“Lucky enough, he was stupid enough not to do it right. Thank god. Horror fans are good people generally. They’re not troublemakers.”
He did have another fan buy one of his books that was poorly edited early on in his career. This fan highlighted his mistakes in the book then brought it back and gave it to him, Knetter said. “That was pretty comical, actually.”
Inspiration strikes Knetter everywhere. He has used an old mental hospital his mother worked at as a setting in a few stories. He has also written about a haunted hotel his girlfriend lived in while growing up. His story, “Room 17,” describes what happened at that hotel.
“I had to change the name of the hotel by one letter. Legally, I’m good to go now.”
He has been inspired by the early work of Clive Barker and is a huge Stephen King fan. His work has been compared to Wrath James White and Edward Lee.
His advice to writers is to just write, but don’t expect to make money, because writers don’t make much.
“Write because you have to tell the story and hope that you get lucky enough that it finds someone who likes it. You have to keep writing.”
You can find out more about Knetter on his website, click here.
The final front and back covers for the second New England Horror Writers anthology, Wicked Seasons, edited by Stacey Longo and debuting Nov. 9 at Anthocon have been released.
The cover was done by Mikio Murakami.
This is the second NEHW anthology and the first from NEHW Press.
Longo congratulates all of the contributors, and gives many thanks (and her unending gratitude) to Jeff Strand and Holly Newstein Hautala for providing the foreword and cover blurb, respectively.
You can read the TOC here.
Author Stacey Longo was at the Bozrah Farmer’s Market recently for Connecticut Author’s Night. She was one of 18 authors at the event.

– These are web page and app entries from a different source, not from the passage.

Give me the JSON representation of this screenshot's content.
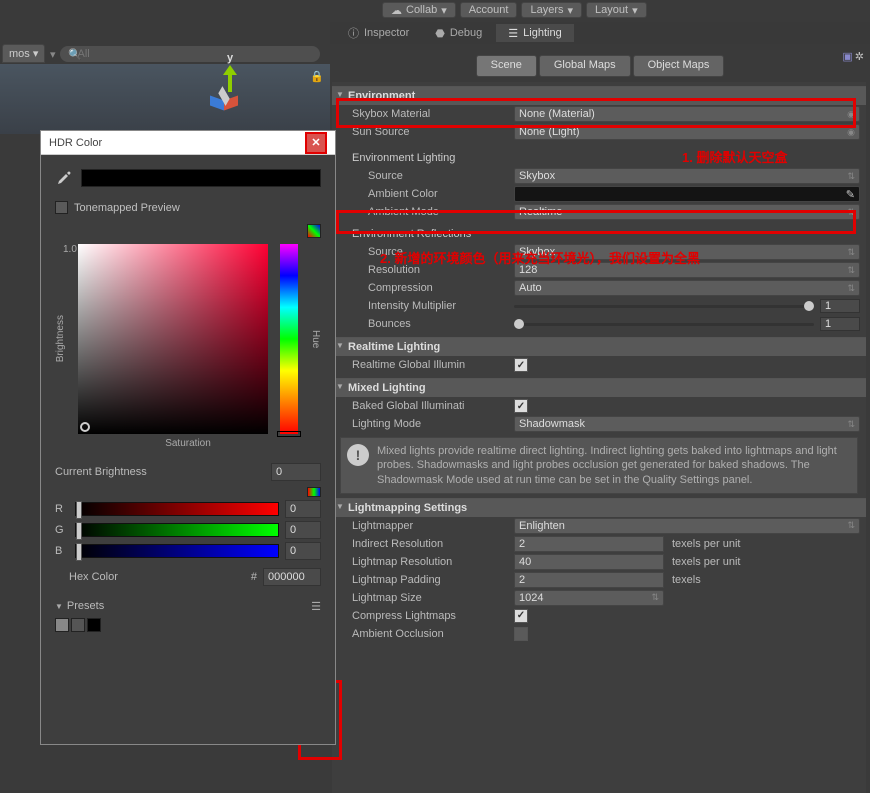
{
  "top_buttons": [
    "Collab",
    "Account",
    "Layers",
    "Layout"
  ],
  "tabs": {
    "inspector": "Inspector",
    "debug": "Debug",
    "lighting": "Lighting"
  },
  "sub_tabs": {
    "scene": "Scene",
    "global": "Global Maps",
    "object": "Object Maps"
  },
  "search_placeholder": "All",
  "gizmo": {
    "y": "y"
  },
  "left_tab": "mos",
  "sections": {
    "environment": {
      "title": "Environment",
      "skybox_label": "Skybox Material",
      "skybox_value": "None (Material)",
      "sun_label": "Sun Source",
      "sun_value": "None (Light)",
      "env_lighting": "Environment Lighting",
      "source_label": "Source",
      "source_value": "Skybox",
      "ambient_color_label": "Ambient Color",
      "ambient_mode_label": "Ambient Mode",
      "ambient_mode_value": "Realtime",
      "env_refl": "Environment Reflections",
      "refl_source_label": "Source",
      "refl_source_value": "Skybox",
      "resolution_label": "Resolution",
      "resolution_value": "128",
      "compression_label": "Compression",
      "compression_value": "Auto",
      "intensity_label": "Intensity Multiplier",
      "intensity_value": "1",
      "bounces_label": "Bounces",
      "bounces_value": "1"
    },
    "realtime": {
      "title": "Realtime Lighting",
      "rgi_label": "Realtime Global Illumin"
    },
    "mixed": {
      "title": "Mixed Lighting",
      "bgi_label": "Baked Global Illuminati",
      "mode_label": "Lighting Mode",
      "mode_value": "Shadowmask",
      "help": "Mixed lights provide realtime direct lighting. Indirect lighting gets baked into lightmaps and light probes. Shadowmasks and light probes occlusion get generated for baked shadows. The Shadowmask Mode used at run time can be set in the Quality Settings panel."
    },
    "lightmap": {
      "title": "Lightmapping Settings",
      "mapper_label": "Lightmapper",
      "mapper_value": "Enlighten",
      "indres_label": "Indirect Resolution",
      "indres_value": "2",
      "indres_unit": "texels per unit",
      "lmres_label": "Lightmap Resolution",
      "lmres_value": "40",
      "lmres_unit": "texels per unit",
      "pad_label": "Lightmap Padding",
      "pad_value": "2",
      "pad_unit": "texels",
      "size_label": "Lightmap Size",
      "size_value": "1024",
      "compress_label": "Compress Lightmaps",
      "ao_label": "Ambient Occlusion"
    }
  },
  "annotations": {
    "a1": "1. 删除默认天空盒",
    "a2": "2. 新增的环境颜色（用来充当环境光），我们设置为全黑"
  },
  "color_picker": {
    "title": "HDR Color",
    "tonemap": "Tonemapped Preview",
    "brightness": "Brightness",
    "saturation": "Saturation",
    "hue": "Hue",
    "one": "1.0",
    "cb_label": "Current Brightness",
    "cb_value": "0",
    "r": "R",
    "g": "G",
    "b": "B",
    "r_val": "0",
    "g_val": "0",
    "b_val": "0",
    "hex_label": "Hex Color",
    "hex_value": "000000",
    "presets": "Presets",
    "swatches": [
      "#888",
      "#555",
      "#000"
    ]
  }
}
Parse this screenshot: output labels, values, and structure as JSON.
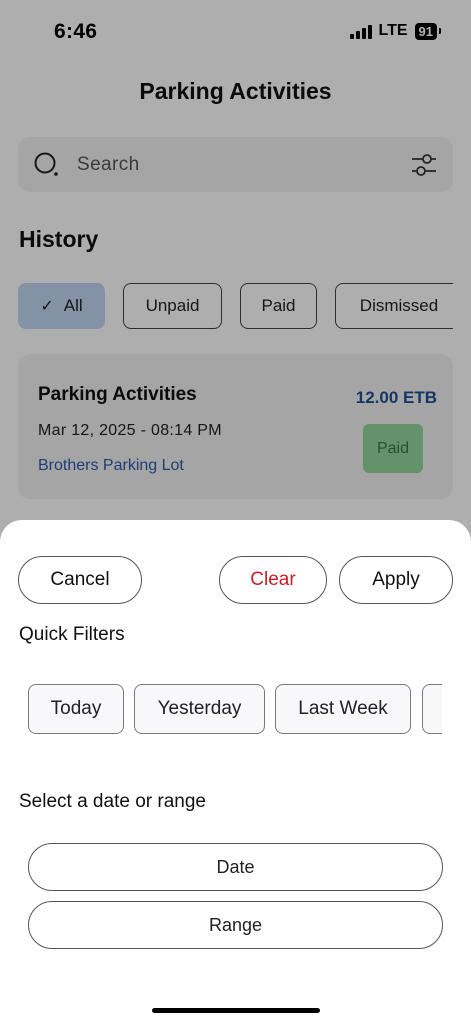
{
  "status_bar": {
    "time": "6:46",
    "network": "LTE",
    "battery": "91"
  },
  "header": {
    "title": "Parking Activities"
  },
  "search": {
    "placeholder": "Search",
    "icon": "search-icon",
    "filter_icon": "sliders-icon"
  },
  "history": {
    "title": "History",
    "filters": [
      {
        "label": "All",
        "selected": true
      },
      {
        "label": "Unpaid",
        "selected": false
      },
      {
        "label": "Paid",
        "selected": false
      },
      {
        "label": "Dismissed",
        "selected": false
      }
    ]
  },
  "activity_card": {
    "title": "Parking Activities",
    "amount": "12.00 ETB",
    "datetime": "Mar 12, 2025 - 08:14 PM",
    "location": "Brothers Parking Lot",
    "status": "Paid"
  },
  "sheet": {
    "cancel_label": "Cancel",
    "clear_label": "Clear",
    "apply_label": "Apply",
    "quick_filters_label": "Quick Filters",
    "quick_filters": [
      "Today",
      "Yesterday",
      "Last Week",
      ""
    ],
    "select_label": "Select a date or range",
    "date_label": "Date",
    "range_label": "Range"
  },
  "colors": {
    "accent_blue": "#1f4f91",
    "selected_chip": "#bdd2ee",
    "clear_red": "#c81e24",
    "paid_green": "#8fd19a"
  }
}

Longo has a collection of 12 stories, Secret Things, coming out in October. She is also editing Wicked Seasons,which is the New England Horror Writers’ second anthology. It will debut at this year’s Anthocon in November. You can see the TOC here and the front and back covers here.